That's the basic idea: to do this generally you'd also need to handle the sign bit and the special bit patterns for zeros, subnormal numbers, infinities and NaNs. Depending on the application, you may not need all of those.

There's some precision loss involved firstly in the conversion of the integer significand to a double precision float, but also in taking logs and exponents. The worst case for precision loss occurs when the exponent is large, since a large exponent magnifies the absolute error involved in the `log(2)`

computation, which in turn contributes a larger relative error when taking `exp`

to get the final significand. But since the (unbiased) exponent doesn't exceed 16384, it's not hard to bound the error.

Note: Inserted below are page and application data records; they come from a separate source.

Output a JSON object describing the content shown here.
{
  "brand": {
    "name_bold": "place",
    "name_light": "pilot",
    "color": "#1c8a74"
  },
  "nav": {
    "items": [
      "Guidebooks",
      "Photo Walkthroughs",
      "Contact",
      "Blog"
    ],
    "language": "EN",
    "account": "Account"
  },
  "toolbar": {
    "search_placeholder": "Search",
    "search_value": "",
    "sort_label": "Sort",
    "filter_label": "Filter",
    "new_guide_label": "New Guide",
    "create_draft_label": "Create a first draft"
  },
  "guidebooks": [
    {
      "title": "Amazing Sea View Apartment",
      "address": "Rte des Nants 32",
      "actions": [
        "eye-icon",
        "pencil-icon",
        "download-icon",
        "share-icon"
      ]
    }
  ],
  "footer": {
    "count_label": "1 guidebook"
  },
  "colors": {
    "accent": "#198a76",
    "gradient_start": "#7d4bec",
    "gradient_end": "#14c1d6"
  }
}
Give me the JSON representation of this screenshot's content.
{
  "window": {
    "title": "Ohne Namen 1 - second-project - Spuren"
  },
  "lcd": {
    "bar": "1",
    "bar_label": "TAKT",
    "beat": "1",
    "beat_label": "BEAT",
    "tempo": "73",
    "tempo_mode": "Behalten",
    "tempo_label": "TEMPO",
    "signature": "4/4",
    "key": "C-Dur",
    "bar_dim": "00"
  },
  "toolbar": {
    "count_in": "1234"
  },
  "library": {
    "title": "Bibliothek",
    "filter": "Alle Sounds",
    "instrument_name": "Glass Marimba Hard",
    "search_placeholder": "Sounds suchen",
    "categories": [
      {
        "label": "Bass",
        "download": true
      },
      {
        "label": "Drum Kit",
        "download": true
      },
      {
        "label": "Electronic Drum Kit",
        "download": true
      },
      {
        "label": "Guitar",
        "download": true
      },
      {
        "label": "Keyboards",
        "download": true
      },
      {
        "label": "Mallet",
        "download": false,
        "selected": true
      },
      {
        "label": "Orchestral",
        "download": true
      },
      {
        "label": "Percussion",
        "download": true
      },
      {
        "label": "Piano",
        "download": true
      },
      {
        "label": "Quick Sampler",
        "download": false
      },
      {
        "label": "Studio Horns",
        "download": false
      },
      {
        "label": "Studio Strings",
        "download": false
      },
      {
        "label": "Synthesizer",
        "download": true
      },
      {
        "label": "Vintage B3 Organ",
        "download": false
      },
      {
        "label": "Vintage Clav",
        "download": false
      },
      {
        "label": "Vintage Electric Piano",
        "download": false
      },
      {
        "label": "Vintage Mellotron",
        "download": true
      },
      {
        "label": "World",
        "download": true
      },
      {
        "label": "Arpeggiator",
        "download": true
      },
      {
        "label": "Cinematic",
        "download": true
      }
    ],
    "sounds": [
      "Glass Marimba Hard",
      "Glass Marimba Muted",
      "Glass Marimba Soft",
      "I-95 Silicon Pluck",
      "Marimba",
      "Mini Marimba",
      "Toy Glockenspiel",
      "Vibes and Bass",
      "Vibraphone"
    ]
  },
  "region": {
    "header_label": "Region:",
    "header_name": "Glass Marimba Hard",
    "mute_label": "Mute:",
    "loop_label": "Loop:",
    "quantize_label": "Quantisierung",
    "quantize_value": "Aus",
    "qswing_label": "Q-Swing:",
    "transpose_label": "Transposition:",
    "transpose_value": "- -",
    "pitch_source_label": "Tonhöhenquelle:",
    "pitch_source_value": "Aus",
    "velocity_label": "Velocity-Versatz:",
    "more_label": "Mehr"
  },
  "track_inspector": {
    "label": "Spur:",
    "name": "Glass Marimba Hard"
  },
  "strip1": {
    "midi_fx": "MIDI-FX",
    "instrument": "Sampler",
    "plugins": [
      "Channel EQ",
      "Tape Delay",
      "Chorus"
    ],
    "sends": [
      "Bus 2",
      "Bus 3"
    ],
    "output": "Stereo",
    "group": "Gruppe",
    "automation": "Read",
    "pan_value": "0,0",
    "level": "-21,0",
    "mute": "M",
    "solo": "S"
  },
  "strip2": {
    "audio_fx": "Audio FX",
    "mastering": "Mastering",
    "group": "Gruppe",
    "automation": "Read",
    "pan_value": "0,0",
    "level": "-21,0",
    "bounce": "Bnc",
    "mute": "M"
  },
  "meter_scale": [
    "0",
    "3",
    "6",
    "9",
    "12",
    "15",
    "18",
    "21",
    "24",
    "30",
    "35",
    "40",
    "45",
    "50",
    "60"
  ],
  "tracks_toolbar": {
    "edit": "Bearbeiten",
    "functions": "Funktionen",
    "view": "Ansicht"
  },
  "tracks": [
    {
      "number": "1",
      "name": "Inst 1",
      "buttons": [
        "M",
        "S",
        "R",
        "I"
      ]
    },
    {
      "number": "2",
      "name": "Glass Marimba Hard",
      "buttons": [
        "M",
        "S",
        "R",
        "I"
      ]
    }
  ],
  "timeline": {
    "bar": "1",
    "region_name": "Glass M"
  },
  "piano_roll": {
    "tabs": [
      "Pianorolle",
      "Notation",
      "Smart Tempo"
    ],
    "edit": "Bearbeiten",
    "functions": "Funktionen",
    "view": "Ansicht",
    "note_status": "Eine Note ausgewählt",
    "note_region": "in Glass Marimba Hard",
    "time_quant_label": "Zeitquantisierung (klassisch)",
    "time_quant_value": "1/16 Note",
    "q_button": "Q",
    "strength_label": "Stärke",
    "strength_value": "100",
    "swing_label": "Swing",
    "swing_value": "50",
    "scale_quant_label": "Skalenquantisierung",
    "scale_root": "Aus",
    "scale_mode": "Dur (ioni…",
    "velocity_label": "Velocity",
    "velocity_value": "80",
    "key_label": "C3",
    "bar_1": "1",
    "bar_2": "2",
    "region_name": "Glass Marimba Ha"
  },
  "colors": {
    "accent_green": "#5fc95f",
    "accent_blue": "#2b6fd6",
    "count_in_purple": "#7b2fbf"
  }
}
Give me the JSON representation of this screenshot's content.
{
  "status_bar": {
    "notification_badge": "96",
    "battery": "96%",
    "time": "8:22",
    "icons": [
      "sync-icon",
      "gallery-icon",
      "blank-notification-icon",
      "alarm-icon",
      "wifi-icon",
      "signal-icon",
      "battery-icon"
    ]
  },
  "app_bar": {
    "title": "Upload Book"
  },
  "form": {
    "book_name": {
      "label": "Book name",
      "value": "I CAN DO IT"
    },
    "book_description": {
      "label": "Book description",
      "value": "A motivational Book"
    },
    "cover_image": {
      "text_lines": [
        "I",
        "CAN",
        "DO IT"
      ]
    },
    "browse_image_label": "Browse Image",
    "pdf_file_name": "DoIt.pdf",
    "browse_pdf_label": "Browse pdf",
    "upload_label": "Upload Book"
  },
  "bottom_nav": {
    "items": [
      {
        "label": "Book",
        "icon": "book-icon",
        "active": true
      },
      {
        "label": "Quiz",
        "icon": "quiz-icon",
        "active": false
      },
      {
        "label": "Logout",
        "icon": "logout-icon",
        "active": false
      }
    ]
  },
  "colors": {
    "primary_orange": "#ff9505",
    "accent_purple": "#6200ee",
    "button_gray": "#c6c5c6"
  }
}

I haven't done the formal computations, but this should be good for around 12 digits of precision across the range of the `binary128`

format, and precision should be a bit better for numbers with small exponent.

`pow`

available? – Pascal Cuoq Apr 7 '14 at 20:15